To see more of Jeremiah B’s thoughts on Tolkien, head over to his fantastic blog: https://mathomhouse.wordpress.com/

Julie Valdez’s Experience–Tolkien Experience Project (11)

This is one in a series of posts where the content is provided by a guest who has graciously answered five questions about their experience as a Tolkien reader. I am very humbled that anyone volunteers to spend time in this busy world to answer questions for my blog, and so I give my sincerest thanks to Julie and the other participants for this.

To see the idea behind this project, check out this page

I want to thank Donato Giancola for allowing me to use his stunning portrait of J.R.R Tolkien as the featured image for this project.

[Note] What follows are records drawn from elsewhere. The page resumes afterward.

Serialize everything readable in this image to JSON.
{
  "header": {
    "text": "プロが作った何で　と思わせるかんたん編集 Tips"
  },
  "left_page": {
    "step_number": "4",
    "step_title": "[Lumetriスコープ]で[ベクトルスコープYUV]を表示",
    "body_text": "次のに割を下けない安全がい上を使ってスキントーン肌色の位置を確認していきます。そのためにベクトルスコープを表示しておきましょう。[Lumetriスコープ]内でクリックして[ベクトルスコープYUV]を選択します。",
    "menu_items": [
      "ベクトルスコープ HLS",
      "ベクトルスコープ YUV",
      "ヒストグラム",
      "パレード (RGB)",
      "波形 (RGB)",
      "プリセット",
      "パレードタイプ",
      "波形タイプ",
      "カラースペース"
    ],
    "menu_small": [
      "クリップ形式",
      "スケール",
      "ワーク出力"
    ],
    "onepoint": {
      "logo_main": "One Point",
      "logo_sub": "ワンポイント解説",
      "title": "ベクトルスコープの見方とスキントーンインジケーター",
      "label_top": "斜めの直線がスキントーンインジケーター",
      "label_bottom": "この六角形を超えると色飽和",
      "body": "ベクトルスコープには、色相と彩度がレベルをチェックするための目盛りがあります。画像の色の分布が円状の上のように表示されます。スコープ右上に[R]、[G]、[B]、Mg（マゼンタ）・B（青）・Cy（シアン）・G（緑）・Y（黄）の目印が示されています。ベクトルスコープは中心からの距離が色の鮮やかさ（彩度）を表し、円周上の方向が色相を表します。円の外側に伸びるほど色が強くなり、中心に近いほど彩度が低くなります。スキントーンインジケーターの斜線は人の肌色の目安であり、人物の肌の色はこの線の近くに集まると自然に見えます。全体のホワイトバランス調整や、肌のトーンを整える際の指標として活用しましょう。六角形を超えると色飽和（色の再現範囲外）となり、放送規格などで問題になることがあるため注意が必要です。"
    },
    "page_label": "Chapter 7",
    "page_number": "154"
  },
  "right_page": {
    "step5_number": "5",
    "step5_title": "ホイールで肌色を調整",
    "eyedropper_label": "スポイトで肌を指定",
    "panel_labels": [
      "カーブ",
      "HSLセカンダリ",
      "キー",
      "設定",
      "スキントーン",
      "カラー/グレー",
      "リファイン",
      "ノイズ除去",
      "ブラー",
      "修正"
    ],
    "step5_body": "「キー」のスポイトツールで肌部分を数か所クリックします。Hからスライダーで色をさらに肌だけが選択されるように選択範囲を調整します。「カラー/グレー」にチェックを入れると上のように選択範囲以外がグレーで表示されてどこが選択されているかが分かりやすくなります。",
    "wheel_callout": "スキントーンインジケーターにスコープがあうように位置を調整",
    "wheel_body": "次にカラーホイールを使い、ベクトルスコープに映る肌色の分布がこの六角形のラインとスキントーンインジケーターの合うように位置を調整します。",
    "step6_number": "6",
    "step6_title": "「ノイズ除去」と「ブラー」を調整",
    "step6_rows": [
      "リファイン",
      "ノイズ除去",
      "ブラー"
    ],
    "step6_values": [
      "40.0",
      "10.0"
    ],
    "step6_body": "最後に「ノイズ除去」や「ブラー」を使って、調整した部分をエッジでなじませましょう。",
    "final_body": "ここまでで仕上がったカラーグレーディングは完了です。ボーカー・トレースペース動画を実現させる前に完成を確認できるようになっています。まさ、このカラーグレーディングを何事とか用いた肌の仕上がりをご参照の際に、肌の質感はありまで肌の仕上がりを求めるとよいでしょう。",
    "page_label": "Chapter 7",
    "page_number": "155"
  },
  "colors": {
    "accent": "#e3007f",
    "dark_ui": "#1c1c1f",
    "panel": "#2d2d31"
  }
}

If you would like to purchase print of this painting, they are available on his website!

If you would like to contribute your own experience, you can do so by using the form on the contact page, or by emailing me directly.

Now, on to Julie Valdez’s responses:


How were you introduced to Tolkien’s work?

I first heard of J.R.R. Tolkien when I was about ten. A classroom that I was in for the after school program was reading The Hobbit, and I used to stare at the cover wondering how the author’s last name was pronounced. I read a Tolkien work for the first time the following year because my teacher had a copy of The Two Towers lying around. Unfortunately, I only read three pages before I gave up, as I had no idea who the characters were or what in the world an orc was. Fortunately, three years later, I read the entire series for the first time.

What is your favorite part of Tolkien’s work?

To me, the best part of Tolkien’s work is how very inspiring his writing is. The small have the strongest will. Men are frail, but resilient. The love of friends can help you conquer. Hope is a light in the darkness. Tolkien gave me hope in a time where I had none, and so the inspiration his writing blessed me with has been the best part for me.

What is your fondest experience of Tolkien’s work?

My fondest experience of Tolkien’s work was reading The Hobbit with my little sister. I was thirteen and she was eight at the time, and so in a way, I felt like I was passing something on to her, this love for Middle-earth and admiration for this author. We had so much fun reading that together, and when her class read The Hobbit the following year, she knew even more about the book than the teacher did! In a way, this love that we share for Middle-earth is a special connection, because we don’t know many Tolkien fans our age, so Middle-earth became our special little niche. We had each other to share it with, and it all began with the day she asked me to read her The Hobbit.

Has the way you approach Tolkien’s work changed over time?

My approach has changed only a bit. I’ve become so familiar with several of Tolkien’s works that my time rereading has become more of re-analyzation and searching for things that I missed since the last time I read.

Would you ever recommend Tolkien’s work? Why/Why not?

I recommend Tolkien to everyone. First of all, I am an avid advocate for the classics, and I think that everyone should read The Hobbit and The Lord of the Rings before they go to college. Second, Tolkien has a very unique approach to fantasy where he borrows from several different mythologies that is very enriching to readers. Third, Tolkien writes unlike any author that I have ever read before. He dedicated his life to fantasy, and his works have a profound resonance that you rarely see anymore as a result. Fourth, whether or not you are a huge fan of the fantasy genre, you can always find something from Tolkien that will suit your fancy. For the fantasy reader, there’s his Middle-earth saga. For those who prefer non-fiction, he has written several engaging essays. For the poetic soul, there are enough songs and poems of several themes to make an anthology. For the little ones, there’s The Hobbit and other light-hearted works like Letters from Father Christmas and Farmer Giles of Ham. Sixth, Tolkien wrote from the human soul, and as a result, his works are felt in the soul. His characters are so complex and human-like that you will most certainly find a plight or characteristic that strikes a chord with you. I just feel that J.R.R. Tolkien was a gift to the world, and that the gifts he left behind ought to be shared, especially in a time where the fantasy genre and writing in general is taking a somewhat unsavory turn.